Body Language may be the kind of name that provides the band with an instant uphill battle to wage, but the opening notes of their debut album, Social Studies, are enough to win over anyone who likes their electro pop as warm as a bubble bath. The richly bubbling synths, the intertwined vocals of Angelica Bess, Grant Wheeler, and Matthew Young, and the laid-back, chunky beats on "You Can" are like soothing sonic honey, and his sticky sweetness carries through the whole album, as even the more upbeat tracks make you feel gently caressed by sound. The layered synths and hazy atmospheres fit in snugly with chillwavers like Neon Indian, the tricky vocal harmonies and melodies aren't miles away from the buttoned-down, weird pop of Vampire Weekend or Dirty Projectors, and the underlying sense of adventurism places them nearby Panda Bear or Passion Pit. The majority of the album lives in this sweet spot of sparkling oddball pop, with Bess' vocals and the strength of the hooks (especially on the lovely "Holiday" and the title track) giving the group a leg up on the competition. Where they really come into their own is on the tracks that boost the tempo and add a little bite to the sound. The stomping, almost snarling "We Got Enough" and the slinky, disco pop groover "Falling Out" sound less like the sum of their influences and more like a band letting loose and finding an identity, and these songs will have you heading for the nearest dancefloor. Social Studies is an impressive debut, and if at times it sounds a little derivative, it is never less than enjoyable. Sometimes, like on "You Can" or "Falling Out," it even gets a little wonderful. ~ Tim Sendra

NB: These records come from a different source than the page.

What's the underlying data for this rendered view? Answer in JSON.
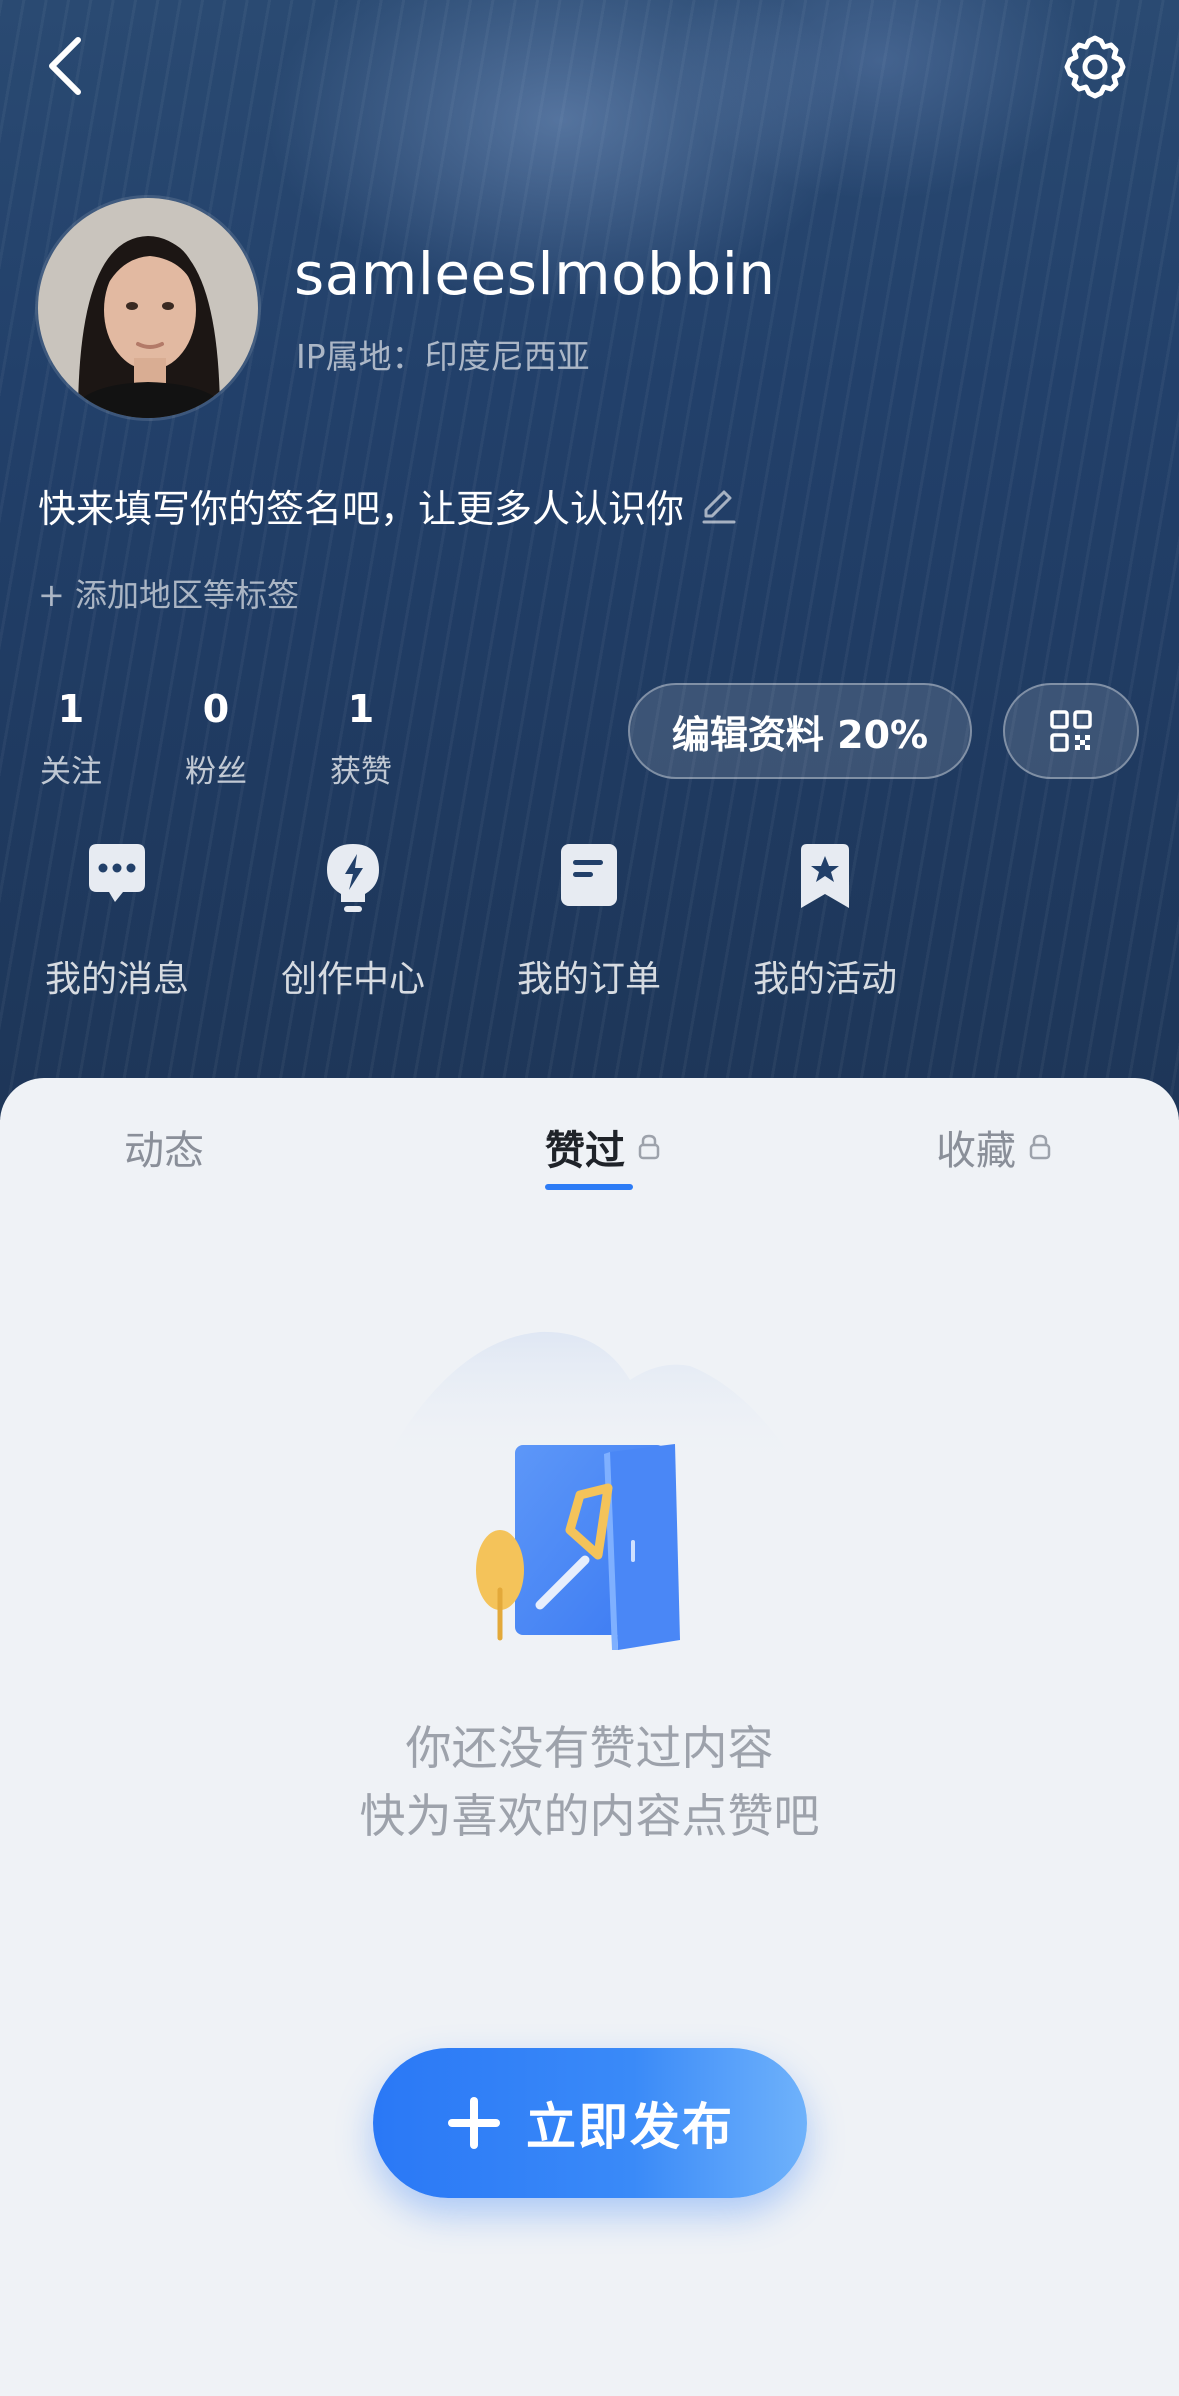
{
  "header": {
    "back_icon": "chevron-left-icon",
    "settings_icon": "gear-icon"
  },
  "profile": {
    "username": "samleeslmobbin",
    "ip_location": "IP属地：印度尼西亚",
    "bio_placeholder": "快来填写你的签名吧，让更多人认识你",
    "add_tag": "+ 添加地区等标签"
  },
  "stats": [
    {
      "count": "1",
      "label": "关注"
    },
    {
      "count": "0",
      "label": "粉丝"
    },
    {
      "count": "1",
      "label": "获赞"
    }
  ],
  "edit_profile": {
    "label": "编辑资料 20%",
    "completion_percent": 20
  },
  "quick_links": [
    {
      "label": "我的消息",
      "icon": "message-bubble-icon"
    },
    {
      "label": "创作中心",
      "icon": "lightning-bulb-icon"
    },
    {
      "label": "我的订单",
      "icon": "order-document-icon"
    },
    {
      "label": "我的活动",
      "icon": "star-bookmark-icon"
    }
  ],
  "tabs": [
    {
      "label": "动态",
      "active": false,
      "locked": false
    },
    {
      "label": "赞过",
      "active": true,
      "locked": true
    },
    {
      "label": "收藏",
      "active": false,
      "locked": true
    }
  ],
  "empty_state": {
    "line1": "你还没有赞过内容",
    "line2": "快为喜欢的内容点赞吧"
  },
  "publish_button": {
    "label": "立即发布"
  },
  "colors": {
    "accent": "#2d7cf6",
    "header_bg": "#22406a",
    "page_bg": "#eff2f6"
  }
}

Spin (p.69) - "[T]his multiracial quartet cuts down on the art rock, gets busier with the R&B, and floats twinkling glockenspiel and twee boy/girl harmonies over bin-rattling booty bottom."